A Ugandan citizen has dragged the government of Rwanda to the East African Court of Justice over what he terms as an illegal closure of border posts early this year.
On February 28, Rwanda closed its borders with Uganda in Katuna and Chanika in Kabale and Kisoro districts respectively.
Mr Steven Kalali, an advocate says he is aggrieved by the conduct of Rwandan President Paul Kagame.
He accuses him of ordering immigration and revenue officials at the border posts not to allow Ugandan citizens and traders to cross into the country over unjustified reasons.
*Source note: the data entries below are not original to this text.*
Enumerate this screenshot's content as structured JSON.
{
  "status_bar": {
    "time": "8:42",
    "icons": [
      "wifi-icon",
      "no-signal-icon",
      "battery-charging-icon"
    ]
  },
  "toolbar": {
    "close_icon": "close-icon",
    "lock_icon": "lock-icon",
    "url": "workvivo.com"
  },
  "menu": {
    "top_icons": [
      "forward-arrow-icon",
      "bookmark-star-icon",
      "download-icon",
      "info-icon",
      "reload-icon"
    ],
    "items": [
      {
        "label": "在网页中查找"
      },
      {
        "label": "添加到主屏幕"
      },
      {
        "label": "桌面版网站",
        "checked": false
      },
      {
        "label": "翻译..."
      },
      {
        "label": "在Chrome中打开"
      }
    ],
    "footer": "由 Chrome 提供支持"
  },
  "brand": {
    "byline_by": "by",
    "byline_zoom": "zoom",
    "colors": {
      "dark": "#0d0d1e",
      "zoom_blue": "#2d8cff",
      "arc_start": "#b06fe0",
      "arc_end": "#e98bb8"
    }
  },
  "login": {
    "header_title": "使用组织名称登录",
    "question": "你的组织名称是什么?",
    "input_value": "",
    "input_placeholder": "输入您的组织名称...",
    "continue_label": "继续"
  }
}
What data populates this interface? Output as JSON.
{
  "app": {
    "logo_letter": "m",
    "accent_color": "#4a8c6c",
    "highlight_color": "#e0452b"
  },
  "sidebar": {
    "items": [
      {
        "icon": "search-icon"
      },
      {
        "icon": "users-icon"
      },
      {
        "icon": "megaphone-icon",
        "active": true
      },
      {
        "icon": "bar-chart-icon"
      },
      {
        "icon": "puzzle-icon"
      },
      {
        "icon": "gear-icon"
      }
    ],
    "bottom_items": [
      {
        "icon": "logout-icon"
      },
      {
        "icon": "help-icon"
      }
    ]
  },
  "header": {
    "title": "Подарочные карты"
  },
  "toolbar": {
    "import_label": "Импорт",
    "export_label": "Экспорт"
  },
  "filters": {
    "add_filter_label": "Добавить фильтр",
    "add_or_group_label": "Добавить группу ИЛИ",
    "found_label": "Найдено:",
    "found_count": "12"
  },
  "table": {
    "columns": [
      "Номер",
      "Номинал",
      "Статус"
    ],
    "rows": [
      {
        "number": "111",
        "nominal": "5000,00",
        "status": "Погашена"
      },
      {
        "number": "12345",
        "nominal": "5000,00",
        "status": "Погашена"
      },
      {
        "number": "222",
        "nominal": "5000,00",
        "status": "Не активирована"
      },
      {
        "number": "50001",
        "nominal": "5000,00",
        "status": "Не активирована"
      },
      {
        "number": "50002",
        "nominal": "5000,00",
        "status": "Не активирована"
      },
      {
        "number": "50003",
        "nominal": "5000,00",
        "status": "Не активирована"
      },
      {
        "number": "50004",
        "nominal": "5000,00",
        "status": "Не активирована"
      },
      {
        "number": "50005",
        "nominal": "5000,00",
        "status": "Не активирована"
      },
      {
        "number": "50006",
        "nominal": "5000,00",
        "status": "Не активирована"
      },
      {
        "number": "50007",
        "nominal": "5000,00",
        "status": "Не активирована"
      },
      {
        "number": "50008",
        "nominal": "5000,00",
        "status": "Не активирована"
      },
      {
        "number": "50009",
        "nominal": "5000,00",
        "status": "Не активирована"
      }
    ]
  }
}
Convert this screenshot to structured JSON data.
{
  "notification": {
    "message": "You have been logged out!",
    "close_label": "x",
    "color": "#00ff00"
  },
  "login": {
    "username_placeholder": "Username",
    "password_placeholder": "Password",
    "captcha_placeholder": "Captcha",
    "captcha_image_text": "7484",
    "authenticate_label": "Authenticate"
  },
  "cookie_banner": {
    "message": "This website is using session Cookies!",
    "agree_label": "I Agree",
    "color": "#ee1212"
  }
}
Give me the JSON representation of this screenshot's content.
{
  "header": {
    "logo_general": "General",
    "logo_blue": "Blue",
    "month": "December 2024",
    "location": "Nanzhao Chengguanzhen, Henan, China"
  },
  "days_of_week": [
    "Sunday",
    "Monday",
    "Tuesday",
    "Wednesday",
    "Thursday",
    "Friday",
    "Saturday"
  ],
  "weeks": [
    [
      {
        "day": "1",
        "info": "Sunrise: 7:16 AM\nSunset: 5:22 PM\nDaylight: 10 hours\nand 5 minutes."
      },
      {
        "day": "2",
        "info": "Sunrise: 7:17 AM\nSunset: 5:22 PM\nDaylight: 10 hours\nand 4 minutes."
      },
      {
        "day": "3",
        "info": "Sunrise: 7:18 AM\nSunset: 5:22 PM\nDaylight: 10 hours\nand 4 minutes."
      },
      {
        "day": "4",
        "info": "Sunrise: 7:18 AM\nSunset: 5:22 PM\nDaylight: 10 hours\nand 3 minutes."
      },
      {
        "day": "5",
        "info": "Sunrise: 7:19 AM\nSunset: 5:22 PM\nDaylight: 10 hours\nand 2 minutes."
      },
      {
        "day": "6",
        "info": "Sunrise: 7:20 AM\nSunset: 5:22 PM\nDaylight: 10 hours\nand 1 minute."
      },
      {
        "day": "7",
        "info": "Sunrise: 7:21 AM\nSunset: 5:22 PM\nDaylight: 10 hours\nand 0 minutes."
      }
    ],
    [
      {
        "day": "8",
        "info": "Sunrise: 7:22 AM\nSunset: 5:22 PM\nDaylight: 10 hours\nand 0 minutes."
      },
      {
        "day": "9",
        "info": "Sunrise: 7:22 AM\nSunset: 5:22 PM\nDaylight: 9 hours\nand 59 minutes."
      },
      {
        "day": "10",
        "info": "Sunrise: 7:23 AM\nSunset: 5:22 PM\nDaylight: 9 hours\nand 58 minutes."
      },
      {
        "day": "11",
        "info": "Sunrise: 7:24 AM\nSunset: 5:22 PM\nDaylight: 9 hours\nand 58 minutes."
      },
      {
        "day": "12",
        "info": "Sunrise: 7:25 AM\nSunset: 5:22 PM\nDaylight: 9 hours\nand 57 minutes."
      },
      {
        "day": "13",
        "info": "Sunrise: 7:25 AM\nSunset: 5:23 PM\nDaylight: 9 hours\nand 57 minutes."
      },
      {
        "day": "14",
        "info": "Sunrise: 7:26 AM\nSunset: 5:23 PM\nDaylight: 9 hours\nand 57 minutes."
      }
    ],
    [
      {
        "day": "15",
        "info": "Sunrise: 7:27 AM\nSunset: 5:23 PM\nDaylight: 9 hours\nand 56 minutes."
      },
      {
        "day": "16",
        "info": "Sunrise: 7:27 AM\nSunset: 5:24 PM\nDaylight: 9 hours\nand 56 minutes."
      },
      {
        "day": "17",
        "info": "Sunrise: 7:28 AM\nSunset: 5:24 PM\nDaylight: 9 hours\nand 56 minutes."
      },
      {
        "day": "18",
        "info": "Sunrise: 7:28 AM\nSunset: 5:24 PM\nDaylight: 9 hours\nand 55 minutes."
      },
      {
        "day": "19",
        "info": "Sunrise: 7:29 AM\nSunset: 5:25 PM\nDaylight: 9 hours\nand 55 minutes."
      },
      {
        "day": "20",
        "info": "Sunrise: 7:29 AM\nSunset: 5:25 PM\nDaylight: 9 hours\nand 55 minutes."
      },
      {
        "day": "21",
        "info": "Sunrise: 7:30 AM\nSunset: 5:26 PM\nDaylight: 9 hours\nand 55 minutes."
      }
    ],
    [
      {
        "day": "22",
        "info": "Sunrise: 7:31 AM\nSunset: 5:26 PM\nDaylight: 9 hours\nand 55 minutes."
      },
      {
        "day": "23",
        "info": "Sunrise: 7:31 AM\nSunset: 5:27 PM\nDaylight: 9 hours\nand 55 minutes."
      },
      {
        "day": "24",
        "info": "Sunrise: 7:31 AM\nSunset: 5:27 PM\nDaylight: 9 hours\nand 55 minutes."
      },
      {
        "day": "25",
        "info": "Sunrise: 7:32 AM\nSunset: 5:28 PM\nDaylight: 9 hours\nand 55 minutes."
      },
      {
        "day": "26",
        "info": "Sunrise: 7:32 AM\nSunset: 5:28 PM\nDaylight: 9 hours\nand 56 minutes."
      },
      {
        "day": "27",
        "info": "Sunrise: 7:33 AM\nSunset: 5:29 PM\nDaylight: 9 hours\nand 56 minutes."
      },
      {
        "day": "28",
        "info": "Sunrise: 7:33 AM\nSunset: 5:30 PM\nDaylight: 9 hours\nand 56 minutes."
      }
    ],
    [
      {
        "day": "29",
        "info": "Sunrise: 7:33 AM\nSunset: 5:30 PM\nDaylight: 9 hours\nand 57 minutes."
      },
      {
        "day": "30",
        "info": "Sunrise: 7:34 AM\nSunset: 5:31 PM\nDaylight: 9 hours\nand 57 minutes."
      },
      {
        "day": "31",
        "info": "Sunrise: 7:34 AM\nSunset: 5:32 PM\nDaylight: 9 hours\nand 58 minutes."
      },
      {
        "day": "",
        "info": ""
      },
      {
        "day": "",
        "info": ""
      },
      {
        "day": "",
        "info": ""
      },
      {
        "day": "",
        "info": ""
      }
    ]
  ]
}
In a petition he filed against the Attorney General of Rwanda, Mr Kalali contends that what Rwanda has done defeats the spirit of the East African Treaty, Free trade and Common Market Protocol since the closed border posts were also serving other countries like the Democratic Republic of Congo and Burundi.
Mr Kalali filed his petition at the registry of the East African Court of Justice at the Supreme Court in Kololo, Kampala.
In his petition, Mr Kalali wants the justices at regional court, to order Rwanda open its borders that have been closed since February 28, opened, to allow a free movement of Ugandan citizens and goods in the spirit of free trade.
The closure affected hundreds of cargo trucks destined for Rwanda. The Rwandan authorities advised the truck drivers to turn back and use Mirama Hill border in Ntungamo District, which is 100 kilometers away.
Initially, Rwanda claimed it had closed the borders to work on the Onestop border post.
Kampala. President Paul Kagame has called for an end to the tension between Uganda and Rwanda that led to closure of Rwanda border on February 28.
Mr Kagame, who was addressing the Africa CEO Forum 2019 in Kigali on Tuesday, said on the official presidential Twitter handle Presidency/Rwanda @Urigwiro Village that Uganda and Rwanda can avoid “quarrels” that might hurt both countries.
“To say the least, if we can’t work together as brothers, sisters, friends, we can decide to give each other peace and forget what we have to do together but above all avoid quarrels that will be destructive because no one will win from any serious quarrel,” he told the summit.
His reconciliatory tweet is seen as a change from his earlier hardline position when told Rwanda’s local and central government officials on March 16 during a retreat at Rwanda Defence Forces Combat Training Centre, Gabiro in Gatsibo District that no one can bring him to his knees.
However, Mr Olivier Nduhungirehe, Rwanda’s minister in charge of East African Community Affairs, yesterday told Daily Monitor that Mr Kagame has not softened.
“The President has been clear right from the start and as government, we have given three options. The first option is that we want to work towards normalisation of the relations for economic cooperation. We have said this before. The second option is that if the first option is not possible, we should ignore each other. But that’s not our preferred option. The third option, which is the worst is that if Uganda wants do harm to us, and continues to support our enemies, Rwanda is ready to defend itself,” Mr Nduhungirehe said.
Uganda’s Regional Cooperation Minister Philemon Mateke yesterday said that “there are no quarrels” between both countries.
In a separate interview, Col Shaban Bantariza, the Uganda Media Centre deputy executive director, last evening said: “That is a positive statement and that has been the policy that nobody benefits from such a situation.”
Rwanda closed the border with Uganda and all the Ugandan cargo trucks have been blocked from entering Rwanda over allegations that Uganda is harassing and arresting Rwandans, an allegation Uganda has denied.
During the same forum, which was also attended by DR Congo President Felix Tshisekedi, Mr Kagame also said it was only the people or Rwanda who can remove him from power.
“Whether you like me or not, President Kagame is here as President of Rwanda, it is the business of the people of Rwanda. If they want Kagame, they will have him and if they don’t they will remove him,” he said.
Rwanda also claims that Uganda harbours the Rwanda National Congress dissidents to undermine the Kigali government.
President Tshisekedi said leaders should not conflict because it’s a waste of time.
“Our countries will be neighbours forever, as leaders, we are here temporarily but our countries will always be there. Conflict with each other is a waste of time, time that could be used to build our countries,” he said.